To make meat more tender by pounding with a mallet, marinating for varying periods of time, or storing at lower temperatures. Fat may also be placed into a piece of meat to make it more tender during cooking.
To secure food, usually poultry or game, with string, pins or skewers so that it maintains a compact shape during cooking. Trussing allows for easier basting during cooking.
The word which describes any baked good that has no leavener, such as yeast, baking powder or baking soda.
To cut zigzags in edges of fruit and vegetables halves, usually oranges, tomatoes or lemons. The food is usually used as a garnish to decorate a dish.
To beat ingredients such as egg whites or cream until light and fluffy. Air is incorporated into the ingredients as they are whipped, increasing their volume until they are light and fluffy.
To beat ingredients together until smooth, using a kitchen tool called a whisk.

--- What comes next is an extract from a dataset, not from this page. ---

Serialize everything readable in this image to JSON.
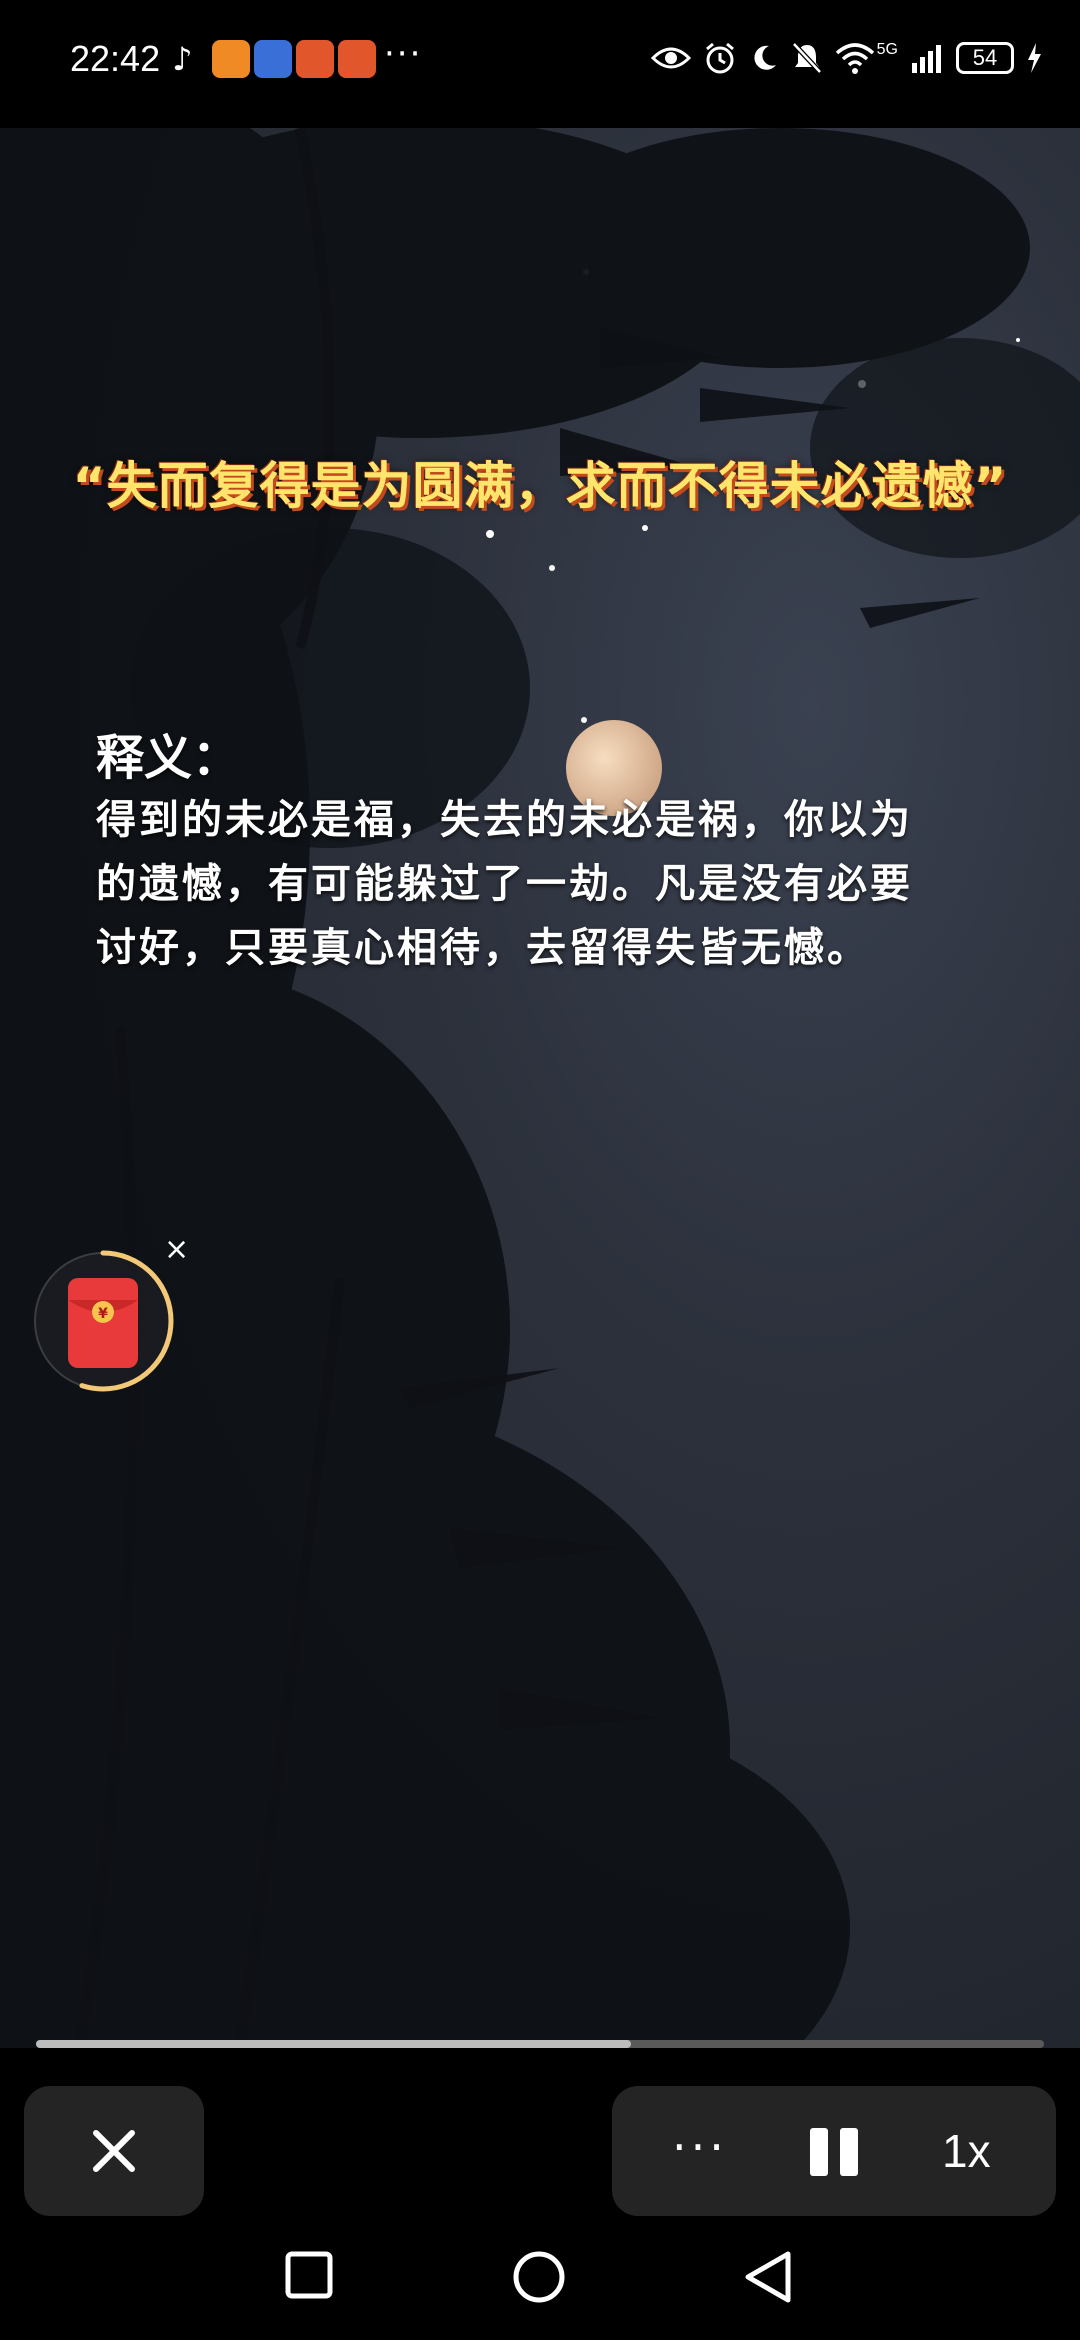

XXX, XXXX, 10X
An indicator on a box of confectioners sugar of how many times it has been ground. The higher the number of X’s the finer the grind.
A Japanese term meaning “grilled.”
To remove the outermost skin layers of citrus fruit using a knife, peeler or zester. When zesting, be careful not to remove the pith, the white layer between the zest and the flesh, which is bitter.